I know I’m supposed to be one of those people who finds It’s A Wonderful Life heartwarming because it’s anti-capitalist and all about sharing, but I don’t. I hate it. It’s A Wonderful Life is not so much a movie as a desperate cry for help. There is nothing likeable about George Bailey; he’s a flailing spaz who talks in an annoying squeak, and his relationship with his wife is a bouquet of red flags.
George begins his relationship with young Mary by calling her “brainless” for disliking coconut on her ice cream. He escalated to stealing her bath robe and making her beg for it while she crouched naked and frightened in the hydrangeas. He abandoned her there when he got the message about his father. He took over the Building and Loan despite having no aptitude with money whatsoever and nearly crashing it into the ground multiple times, but he refused to give it up and find another outlet for his social justice work (which is admittedly admirable). He yelled and screamed at Mary that he didn’t want to get married but then got married anyway for some reason. She’s the one who had to take the initiative in buying the drafty old house which he cruelly criticized even though he knew it was important to her. Then, when his incompetence got the better of him one Christmas eve, he snatched the phone from Mary and bawled out Zoo Zoo’s Kindergarten teacher, reducing her to tears. And then he screamed at the children that he wished they’d never been born and tore up the living room in front of them. When Mary found out that her husband was going to prison, instead of saying “Good riddance” and letting him get arrested so she could have a peaceful holiday, she went out and codependently begged her neighbors for money while George crashed the car and went to get drunk.
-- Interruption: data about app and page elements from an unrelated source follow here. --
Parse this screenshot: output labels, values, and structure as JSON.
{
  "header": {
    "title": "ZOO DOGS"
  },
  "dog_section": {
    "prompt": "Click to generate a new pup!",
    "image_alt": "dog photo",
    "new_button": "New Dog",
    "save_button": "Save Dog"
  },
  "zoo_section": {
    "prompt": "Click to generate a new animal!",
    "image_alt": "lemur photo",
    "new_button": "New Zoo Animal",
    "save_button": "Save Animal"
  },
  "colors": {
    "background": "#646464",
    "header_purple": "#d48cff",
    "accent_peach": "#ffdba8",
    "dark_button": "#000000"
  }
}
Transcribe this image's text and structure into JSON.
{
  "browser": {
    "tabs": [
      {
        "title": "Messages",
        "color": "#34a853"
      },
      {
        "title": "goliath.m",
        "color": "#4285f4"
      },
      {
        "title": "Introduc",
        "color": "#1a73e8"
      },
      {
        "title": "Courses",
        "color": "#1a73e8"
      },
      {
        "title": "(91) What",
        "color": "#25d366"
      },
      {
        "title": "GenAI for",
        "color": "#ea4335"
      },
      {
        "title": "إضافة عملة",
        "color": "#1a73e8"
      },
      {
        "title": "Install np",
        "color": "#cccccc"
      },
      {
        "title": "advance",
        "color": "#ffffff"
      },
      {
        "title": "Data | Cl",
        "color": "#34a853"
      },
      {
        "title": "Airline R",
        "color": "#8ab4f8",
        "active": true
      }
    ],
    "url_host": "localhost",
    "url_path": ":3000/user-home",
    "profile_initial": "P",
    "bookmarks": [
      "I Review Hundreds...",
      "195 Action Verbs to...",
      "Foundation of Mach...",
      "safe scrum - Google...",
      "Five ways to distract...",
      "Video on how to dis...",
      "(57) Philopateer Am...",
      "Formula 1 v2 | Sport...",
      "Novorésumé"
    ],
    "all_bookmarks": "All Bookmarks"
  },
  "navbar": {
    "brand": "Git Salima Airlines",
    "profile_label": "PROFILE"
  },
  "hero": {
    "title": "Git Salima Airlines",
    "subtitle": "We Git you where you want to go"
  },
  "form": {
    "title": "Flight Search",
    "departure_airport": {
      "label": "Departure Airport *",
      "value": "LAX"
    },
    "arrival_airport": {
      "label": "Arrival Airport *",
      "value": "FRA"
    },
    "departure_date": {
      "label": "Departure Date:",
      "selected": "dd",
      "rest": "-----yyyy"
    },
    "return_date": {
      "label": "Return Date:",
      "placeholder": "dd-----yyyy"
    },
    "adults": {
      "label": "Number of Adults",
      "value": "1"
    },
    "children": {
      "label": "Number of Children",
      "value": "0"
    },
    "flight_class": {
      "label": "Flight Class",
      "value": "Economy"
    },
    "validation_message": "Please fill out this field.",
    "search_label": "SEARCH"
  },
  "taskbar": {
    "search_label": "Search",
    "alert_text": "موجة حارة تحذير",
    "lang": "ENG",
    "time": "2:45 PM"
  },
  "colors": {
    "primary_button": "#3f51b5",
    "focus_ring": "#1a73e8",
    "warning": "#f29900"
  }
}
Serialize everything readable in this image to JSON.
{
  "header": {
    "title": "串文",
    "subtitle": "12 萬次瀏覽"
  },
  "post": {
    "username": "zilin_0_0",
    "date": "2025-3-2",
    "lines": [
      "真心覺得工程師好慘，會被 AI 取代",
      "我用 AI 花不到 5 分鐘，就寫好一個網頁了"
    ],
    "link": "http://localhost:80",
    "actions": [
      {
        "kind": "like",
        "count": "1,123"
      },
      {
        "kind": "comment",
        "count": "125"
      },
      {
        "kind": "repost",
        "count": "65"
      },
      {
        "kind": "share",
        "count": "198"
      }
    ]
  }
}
On top of it all, when the guardian angel from Heaven showed up, he didn’t actually fix anything, he just scared George half to death. For this, he was awarded wings and George went from depressed to manic.
Why is this movie heartwarming? It’s a horror story.
If I’m going to watch a grim and cynical movie portraying uncanny events and a loveless sham of a marriage at Christmas, I’ll watch the director’s cut of Eyes Wide Shut.
Seriously, though, there is one family Christmas movie that I actually love. Unlike It’s A Wonderful Life it is actually wholesome and fun. Like It’s A Wonderful Life, it has characters named Ernie and Bert. And you can watch it for free any time right on Youtube.
Yes, I genuinely love Christmas Eve on Sesame Street. It’s an excellent film. It begins with a comical ice skating sequence where Oscar goes flying down a staircase and through a particle board wall and enjoys it, and it only goes up from there. There are tear-jerker moments like the Ernie and Bert “Gift of the Magi” mix-up and Bob’s sign language Christmas gift to Linda. There are hilarious improvised interviews with telegenic children. There’s Kermit the Frog trying to be a grown-up in the midst of it all. The adult human characters are wonderful with the children. The dialogue is first rate. I particularly like the banter between Big Bird and Oscar, because both characters are played by the same puppeteer and it amounts to the brilliant Carol Spinney berating his own self. It’s brilliant.
And yes, I also enjoy Muppet Christmas Carol, but my favorite dramatization of A Christmas Carol is the one starring Reginald Owen. Not for any good reason, it’s just the one we watched on VHS growing up every year at Christmastime, because my father had watched it on television every year at Christmastime. It’s cheery and endearing. I especially like the ridiculous overacting of the suspiciously old Cratchit “Children” when Bob brings home the Christmas goose.
Those movies are heartwarming.
So, what’s everyone else’s controversial Christmas movie opinion?
Image via Pixabay
Mary Pezzulo is the author of Meditations on the Way of the Cross and Stumbling into Grace: How We Meet God in Tiny Works of Mercy.
Steel Magnificat operates almost entirely on tips. To tip the author, visit our donate page.